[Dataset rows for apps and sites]
━━━
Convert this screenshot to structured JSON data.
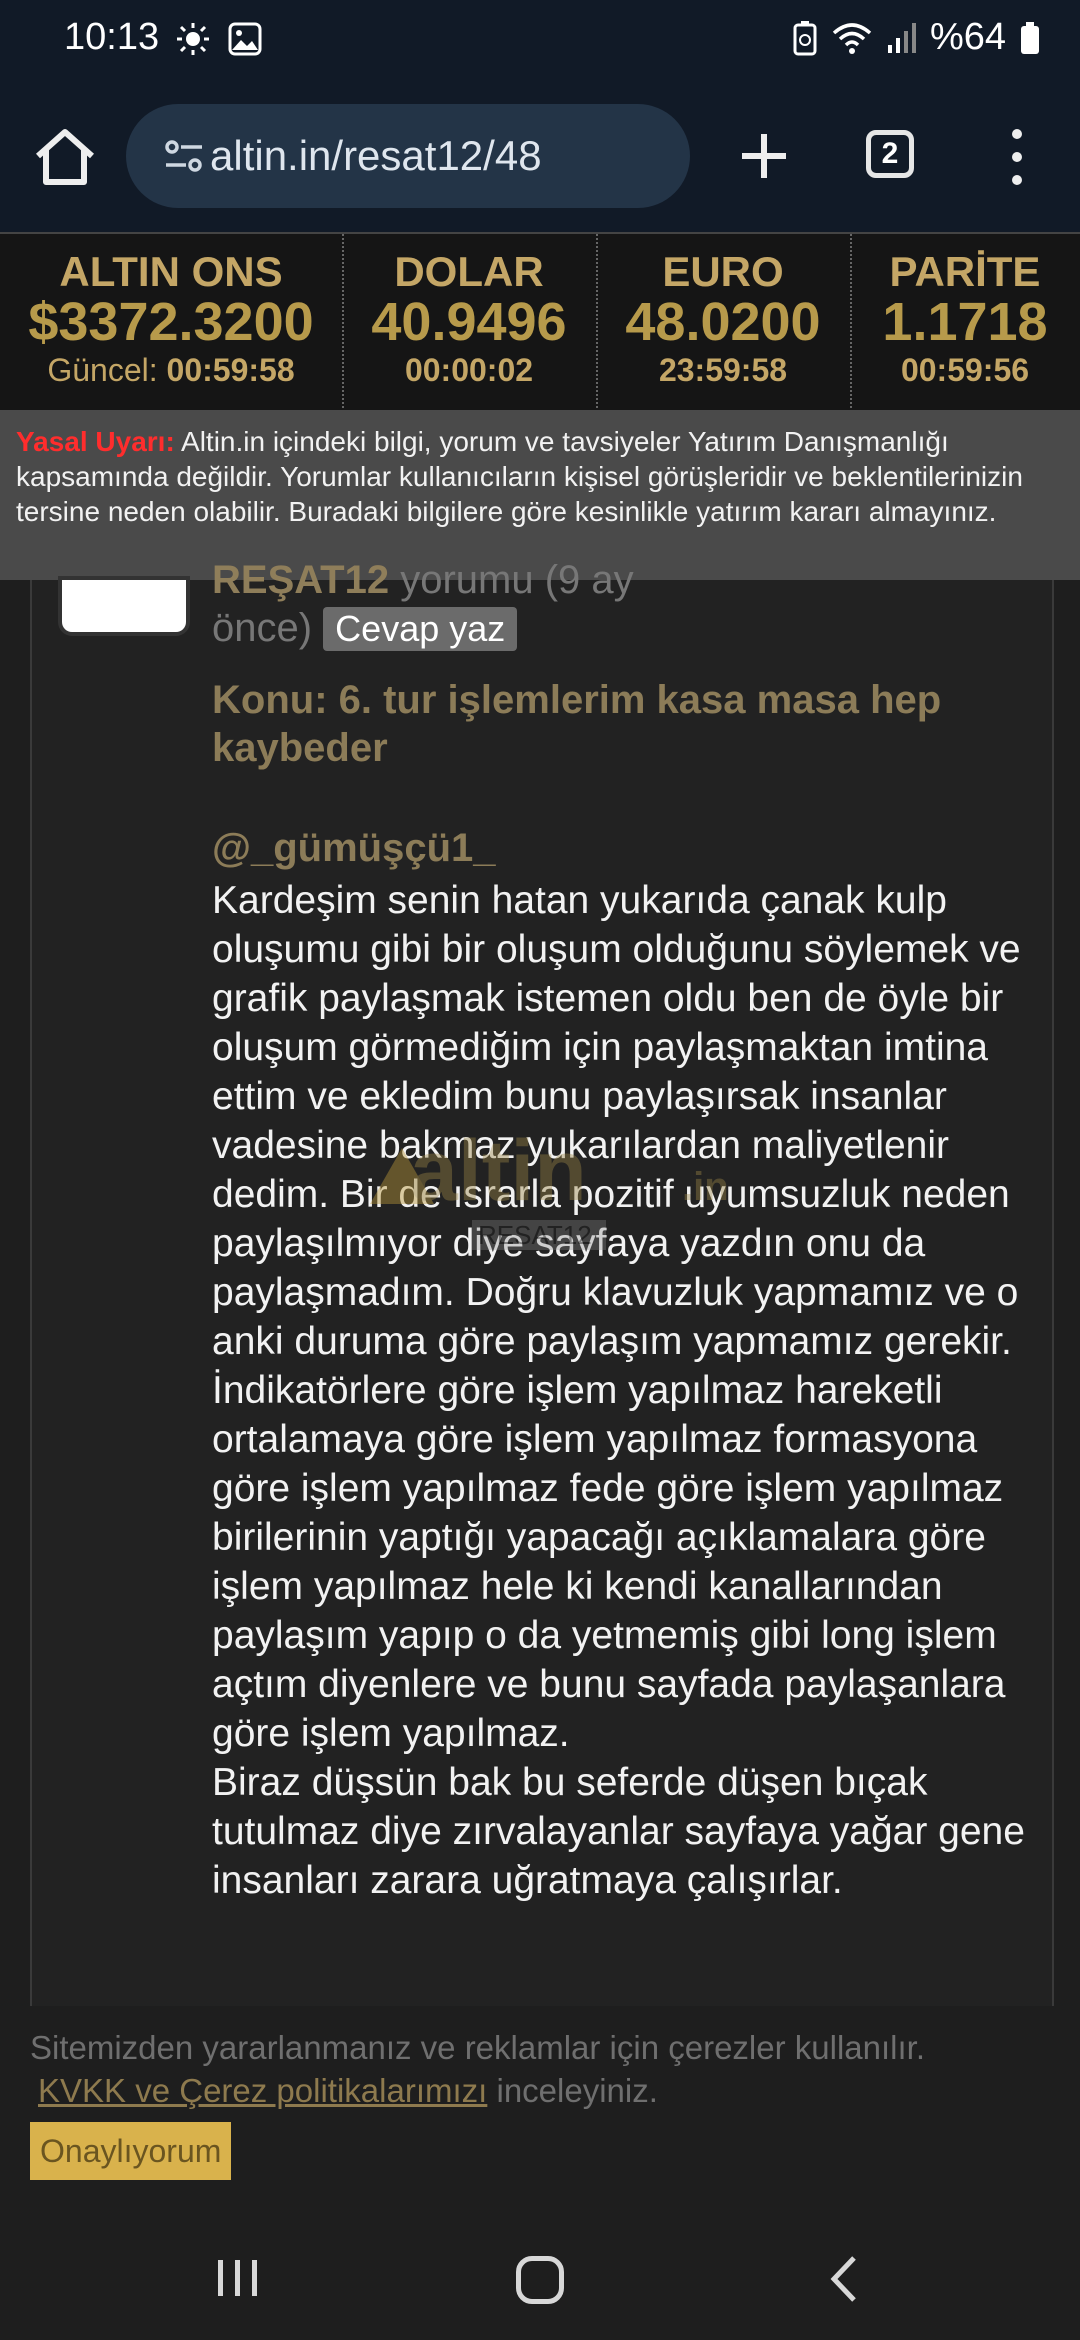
{
  "status_bar": {
    "time": "10:13",
    "battery": "%64"
  },
  "browser": {
    "url": "altin.in/resat12/48",
    "tab_count": "2"
  },
  "ticker": [
    {
      "name": "ALTIN ONS",
      "value": "$3372.3200",
      "time_label": "Güncel:",
      "time": "00:59:58"
    },
    {
      "name": "DOLAR",
      "value": "40.9496",
      "time_label": "",
      "time": "00:00:02"
    },
    {
      "name": "EURO",
      "value": "48.0200",
      "time_label": "",
      "time": "23:59:58"
    },
    {
      "name": "PARİTE",
      "value": "1.1718",
      "time_label": "",
      "time": "00:59:56"
    }
  ],
  "warning": {
    "label": "Yasal Uyarı:",
    "text": "Altin.in içindeki bilgi, yorum ve tavsiyeler Yatırım Danışmanlığı kapsamında değildir. Yorumlar kullanıcıların kişisel görüşleridir ve beklentilerinizin tersine neden olabilir. Buradaki bilgilere göre kesinlikle yatırım kararı almayınız."
  },
  "comment": {
    "author": "REŞAT12",
    "meta_a": " yorumu (9 ay",
    "meta_b": "önce) ",
    "reply_label": "Cevap yaz",
    "topic_label": "Konu:",
    "topic": "6. tur işlemlerim kasa masa hep kaybeder",
    "mention": "@_gümüşçü1_",
    "paragraph1": "Kardeşim senin hatan yukarıda çanak kulp oluşumu gibi bir oluşum olduğunu söylemek ve grafik paylaşmak istemen oldu ben de öyle bir oluşum görmediğim için paylaşmaktan imtina ettim ve ekledim bunu paylaşırsak insanlar vadesine bakmaz yukarılardan maliyetlenir dedim. Bir de ısrarla pozitif uyumsuzluk neden paylaşılmıyor diye sayfaya yazdın onu da paylaşmadım. Doğru klavuzluk yapmamız ve o anki duruma göre paylaşım yapmamız gerekir. İndikatörlere göre işlem yapılmaz hareketli ortalamaya göre işlem yapılmaz formasyona göre işlem yapılmaz fede göre işlem yapılmaz birilerinin yaptığı yapacağı açıklamalara göre işlem yapılmaz hele ki kendi kanallarından paylaşım yapıp o da yetmemiş gibi long işlem açtım diyenlere ve bunu sayfada paylaşanlara göre işlem yapılmaz.",
    "paragraph2": "Biraz düşsün bak bu seferde düşen bıçak tutulmaz diye zırvalayanlar sayfaya yağar gene insanları zarara uğratmaya çalışırlar."
  },
  "watermark": {
    "brand": "altin",
    "tld": ".in",
    "user": "RESAT12"
  },
  "cookie": {
    "text": "Sitemizden yararlanmanız ve reklamlar için çerezler kullanılır.",
    "link": "KVKK ve Çerez politikalarımızı",
    "suffix": " inceleyiniz.",
    "button": "Onaylıyorum"
  },
  "colors": {
    "gold": "#b79a4b",
    "warning_red": "#ff2d2d",
    "cookie_button": "#d9b24c"
  }
}
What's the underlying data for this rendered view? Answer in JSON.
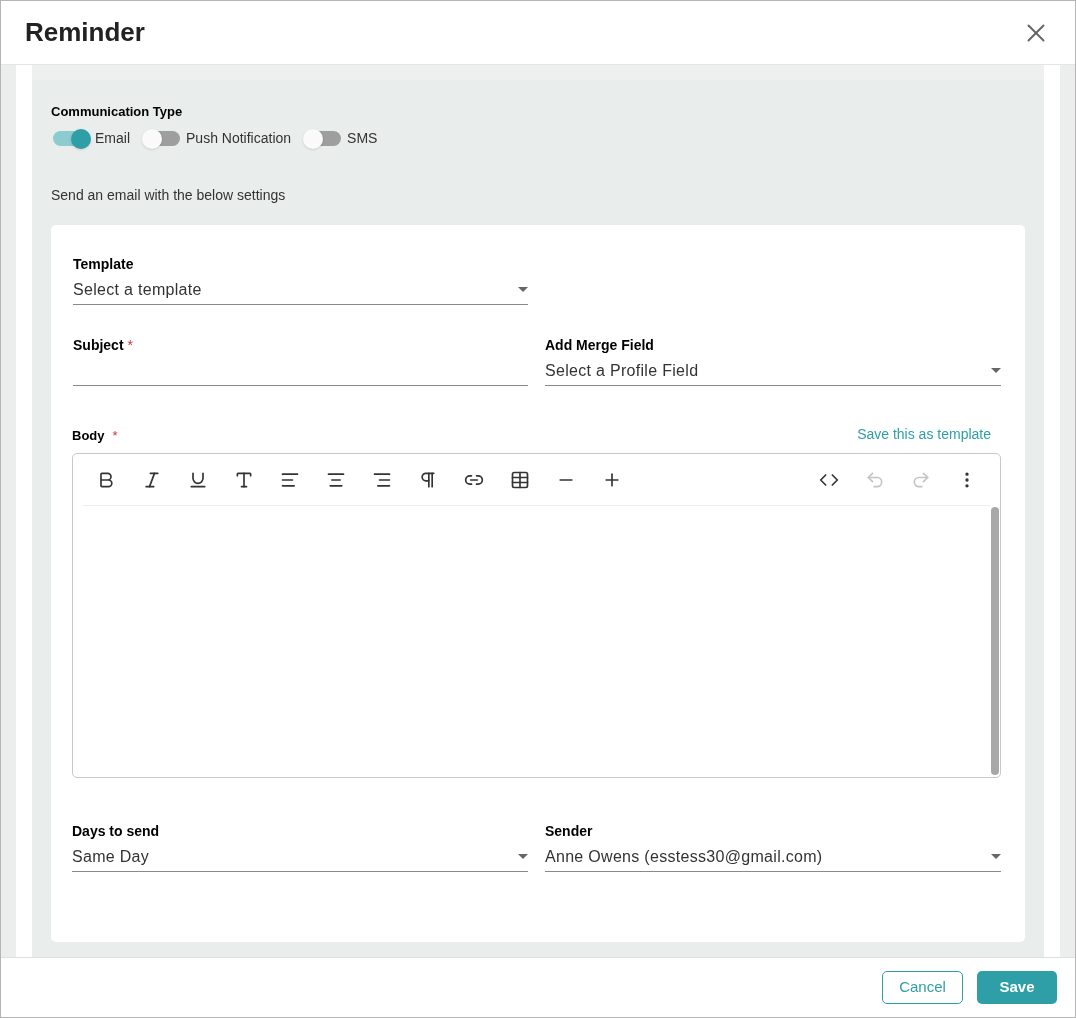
{
  "dialog": {
    "title": "Reminder"
  },
  "communication": {
    "label": "Communication Type",
    "options": [
      {
        "label": "Email",
        "on": true
      },
      {
        "label": "Push Notification",
        "on": false
      },
      {
        "label": "SMS",
        "on": false
      }
    ],
    "description": "Send an email with the below settings"
  },
  "form": {
    "template": {
      "label": "Template",
      "value": "Select a template"
    },
    "subject": {
      "label": "Subject",
      "required_mark": "*"
    },
    "merge_field": {
      "label": "Add Merge Field",
      "value": "Select a Profile Field"
    },
    "body": {
      "label": "Body",
      "required_mark": "*",
      "save_link": "Save this as template",
      "toolbar": [
        {
          "kind": "bold",
          "disabled": false
        },
        {
          "kind": "italic",
          "disabled": false
        },
        {
          "kind": "underline",
          "disabled": false
        },
        {
          "kind": "font",
          "disabled": false
        },
        {
          "kind": "align-left",
          "disabled": false
        },
        {
          "kind": "align-center",
          "disabled": false
        },
        {
          "kind": "align-right",
          "disabled": false
        },
        {
          "kind": "paragraph",
          "disabled": false
        },
        {
          "kind": "link",
          "disabled": false
        },
        {
          "kind": "table",
          "disabled": false
        },
        {
          "kind": "rule",
          "disabled": false
        },
        {
          "kind": "insert",
          "disabled": false
        },
        {
          "kind": "code",
          "disabled": false
        },
        {
          "kind": "undo",
          "disabled": true
        },
        {
          "kind": "redo",
          "disabled": true
        },
        {
          "kind": "more",
          "disabled": false
        }
      ]
    },
    "days_to_send": {
      "label": "Days to send",
      "value": "Same Day"
    },
    "sender": {
      "label": "Sender",
      "value": "Anne Owens (esstess30@gmail.com)"
    }
  },
  "buttons": {
    "cancel": "Cancel",
    "save": "Save"
  }
}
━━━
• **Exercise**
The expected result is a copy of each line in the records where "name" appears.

• **Your solution**
      "name": "ALTIN ONS",
      "name": "DOLAR",
      "name": "EURO",
      "name": "PARİTE",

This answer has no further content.